REVIEWED BY JONATHAN LEWIS:


LONELY ARE THE BRAVE. Universal Pictures, 1962. Kirk Douglas, Gena Rowlands, Walter Matthau, Carroll O’Connor, William Schallert, George Kennedy. Screenplay by Dalton Trumbo, based on the novel The Brave Cowboy by Edward Abbey. Director: David Miller

   Although the film languished in relative obscurity for decades, the 2009 DVD release of Lonely are the Brave likely introduced a new generation to this remarkably effective modern Western.

   With a screenplay adapted from Edward Abbey’s novel, The Brave Cowboy (1956) and penned by Dalton Trumbo, the movie stars Kirk Douglas as Jack Burns, a cowboy trying to make his way in modern industrial society. Burns is a charming anachronism, a rugged individualist who eschews automobiles for his horse and hates barbed wire fences and artificial borders.

   The crux of the story is two-fold. When Burns learns that his friend, Paul Bondi (Michael Kane) has been detained for helping illegal immigrants cross the border into New Mexico, he decides to ride – literally – to the rescue.

   Complicating matters slightly are his feelings for Bondi’s wife, Jerri (Gena Rowlands in an early film role). But what really gets the story moving is when Burns hatches a plan to break into jail so as to meet up with his friend Paul and help him escape. Needless to say, the plan falls apart and Jack ends up alone with his horse, a fugitive from the law.

   Hot on Jack’s trail is cynical world-weary Sheriff Johnson, portrayed by future Academy Award winner Walter Matthau. It’s a near perfect role for him, one accentuated by little personality quirks and tics that simultaneously give his character both an everyman and a larger-than-life persona. Johnson has the modern world at his disposal: a plane, a helicopter, and police radio. But as it turns out, they are simply of no real use when they clash with Jack’s stubborn nineteenth-century values of individualism and self-sufficiency.

   At times surprisingly humorous, Lonely are the Brave is also achingly sad. Douglas was exceptionally well cast; indeed, after watching the movie, it’s very difficult to imagine any other actor playing the part of Jack Burns. In many ways, it’s a very untraditional role for Douglas, an actor who has specialized in playing angry and intense men. His character in this film is surprisingly laid back, even more so in the face of nearly insurmountable challenges.
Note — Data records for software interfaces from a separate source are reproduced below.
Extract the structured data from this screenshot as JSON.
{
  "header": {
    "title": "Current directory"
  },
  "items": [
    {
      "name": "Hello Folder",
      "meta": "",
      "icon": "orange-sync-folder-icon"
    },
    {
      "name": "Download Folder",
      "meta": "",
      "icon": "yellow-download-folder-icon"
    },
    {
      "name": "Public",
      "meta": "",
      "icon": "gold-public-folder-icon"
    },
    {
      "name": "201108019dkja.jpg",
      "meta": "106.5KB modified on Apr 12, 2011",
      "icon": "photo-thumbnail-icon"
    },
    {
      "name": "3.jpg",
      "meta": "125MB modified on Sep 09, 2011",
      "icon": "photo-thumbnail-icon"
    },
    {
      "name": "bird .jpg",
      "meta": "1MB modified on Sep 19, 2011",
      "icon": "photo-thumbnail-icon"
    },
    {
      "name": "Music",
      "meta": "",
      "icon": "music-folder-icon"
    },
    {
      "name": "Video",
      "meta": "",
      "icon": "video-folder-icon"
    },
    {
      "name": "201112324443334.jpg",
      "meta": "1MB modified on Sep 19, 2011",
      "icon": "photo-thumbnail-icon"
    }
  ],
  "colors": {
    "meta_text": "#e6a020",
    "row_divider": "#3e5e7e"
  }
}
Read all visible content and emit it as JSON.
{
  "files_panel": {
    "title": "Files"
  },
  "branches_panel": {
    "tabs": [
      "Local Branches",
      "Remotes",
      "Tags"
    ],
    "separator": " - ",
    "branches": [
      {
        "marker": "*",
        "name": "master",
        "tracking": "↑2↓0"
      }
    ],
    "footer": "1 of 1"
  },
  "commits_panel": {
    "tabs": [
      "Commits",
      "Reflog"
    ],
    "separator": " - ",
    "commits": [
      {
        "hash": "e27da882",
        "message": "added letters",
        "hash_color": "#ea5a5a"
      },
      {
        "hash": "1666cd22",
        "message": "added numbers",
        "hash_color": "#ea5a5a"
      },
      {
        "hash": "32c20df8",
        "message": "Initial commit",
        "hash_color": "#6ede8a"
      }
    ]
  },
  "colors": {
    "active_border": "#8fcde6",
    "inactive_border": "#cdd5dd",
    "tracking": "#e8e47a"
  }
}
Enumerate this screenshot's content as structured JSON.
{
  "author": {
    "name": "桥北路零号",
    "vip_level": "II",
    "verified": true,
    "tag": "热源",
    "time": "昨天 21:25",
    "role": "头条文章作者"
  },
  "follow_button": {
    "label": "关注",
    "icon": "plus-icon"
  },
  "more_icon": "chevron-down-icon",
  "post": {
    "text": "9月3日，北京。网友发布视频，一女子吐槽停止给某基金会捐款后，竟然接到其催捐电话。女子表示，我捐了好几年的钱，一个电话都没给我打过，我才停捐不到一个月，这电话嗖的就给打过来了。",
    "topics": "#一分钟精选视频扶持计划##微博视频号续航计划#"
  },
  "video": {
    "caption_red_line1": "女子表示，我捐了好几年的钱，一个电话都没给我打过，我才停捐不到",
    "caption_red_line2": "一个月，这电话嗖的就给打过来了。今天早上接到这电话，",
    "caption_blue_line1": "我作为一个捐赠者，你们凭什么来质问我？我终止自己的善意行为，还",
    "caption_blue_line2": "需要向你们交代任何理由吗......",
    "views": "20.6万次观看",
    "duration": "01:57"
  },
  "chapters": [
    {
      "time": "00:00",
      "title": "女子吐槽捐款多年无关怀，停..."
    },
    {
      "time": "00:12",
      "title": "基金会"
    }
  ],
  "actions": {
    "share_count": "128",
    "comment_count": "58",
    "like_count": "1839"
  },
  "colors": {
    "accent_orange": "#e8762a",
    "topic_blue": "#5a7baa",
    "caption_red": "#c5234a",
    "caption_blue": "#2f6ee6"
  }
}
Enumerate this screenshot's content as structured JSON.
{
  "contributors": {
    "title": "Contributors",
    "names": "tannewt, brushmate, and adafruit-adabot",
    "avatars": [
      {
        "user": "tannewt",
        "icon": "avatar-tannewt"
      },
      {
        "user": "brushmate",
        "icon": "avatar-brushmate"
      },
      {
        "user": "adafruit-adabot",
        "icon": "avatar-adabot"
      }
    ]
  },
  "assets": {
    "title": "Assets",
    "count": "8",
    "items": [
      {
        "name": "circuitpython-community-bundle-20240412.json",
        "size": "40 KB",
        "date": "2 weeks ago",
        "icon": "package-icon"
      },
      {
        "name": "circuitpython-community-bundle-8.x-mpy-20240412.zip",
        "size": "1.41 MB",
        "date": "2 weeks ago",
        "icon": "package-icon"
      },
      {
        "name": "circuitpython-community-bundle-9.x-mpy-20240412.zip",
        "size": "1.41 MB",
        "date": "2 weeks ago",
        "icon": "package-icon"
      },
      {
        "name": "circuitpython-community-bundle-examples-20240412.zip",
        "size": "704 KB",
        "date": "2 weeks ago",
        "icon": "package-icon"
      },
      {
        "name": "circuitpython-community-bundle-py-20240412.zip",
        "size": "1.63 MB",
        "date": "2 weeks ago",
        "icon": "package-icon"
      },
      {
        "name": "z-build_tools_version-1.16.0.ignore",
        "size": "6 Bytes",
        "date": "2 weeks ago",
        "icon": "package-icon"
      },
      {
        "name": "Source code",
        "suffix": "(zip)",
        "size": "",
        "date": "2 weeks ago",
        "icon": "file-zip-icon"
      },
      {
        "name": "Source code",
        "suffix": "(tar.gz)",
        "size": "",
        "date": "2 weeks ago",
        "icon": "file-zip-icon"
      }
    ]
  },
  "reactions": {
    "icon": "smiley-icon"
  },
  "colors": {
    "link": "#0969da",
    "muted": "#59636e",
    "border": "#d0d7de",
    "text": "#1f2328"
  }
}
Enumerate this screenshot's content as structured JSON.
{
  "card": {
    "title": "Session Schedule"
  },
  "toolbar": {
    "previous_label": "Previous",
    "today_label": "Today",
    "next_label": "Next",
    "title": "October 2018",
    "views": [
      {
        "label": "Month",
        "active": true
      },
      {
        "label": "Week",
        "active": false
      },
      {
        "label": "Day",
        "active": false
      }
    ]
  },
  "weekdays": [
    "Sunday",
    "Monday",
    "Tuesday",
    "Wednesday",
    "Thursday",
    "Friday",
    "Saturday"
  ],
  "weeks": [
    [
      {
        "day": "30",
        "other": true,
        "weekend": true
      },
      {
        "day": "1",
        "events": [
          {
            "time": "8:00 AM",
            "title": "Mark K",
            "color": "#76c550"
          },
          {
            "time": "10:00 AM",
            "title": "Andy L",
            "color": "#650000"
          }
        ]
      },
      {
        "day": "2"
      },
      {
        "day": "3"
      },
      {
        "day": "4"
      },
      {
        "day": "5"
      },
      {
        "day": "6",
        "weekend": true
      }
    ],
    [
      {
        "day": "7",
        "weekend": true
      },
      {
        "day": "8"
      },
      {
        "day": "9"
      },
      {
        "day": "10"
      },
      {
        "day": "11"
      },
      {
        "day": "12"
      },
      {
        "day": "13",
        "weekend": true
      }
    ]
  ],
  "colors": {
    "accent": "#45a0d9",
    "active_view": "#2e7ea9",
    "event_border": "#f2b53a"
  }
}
   There is, however, one pivotal scene in which Douglas’s intensity shines through; namely, a well choreographed bar fight in which Jack Burns fights with a one-armed man. (As recounted in one of the extras on the DVD: apparently, the scene made a vivid impression one a young Steven Spielberg!)

   While Lonely are the Brave will never likely achieve the same sort of canonical status as the work of auteur directors such as Budd Boetticher, John Ford, and Anthony Mann, that doesn’t mean that it isn’t worthy of such high aesthetic consideration. Indeed, the film holds up exceedingly well over fifty years after its initial cinematic release. Some may find the theme of the anachronistic cowboy to be overdone and trite, but in my estimation this generally unheralded film is able to both utilize, and build upon, this theme without falling into either pathos or cliché.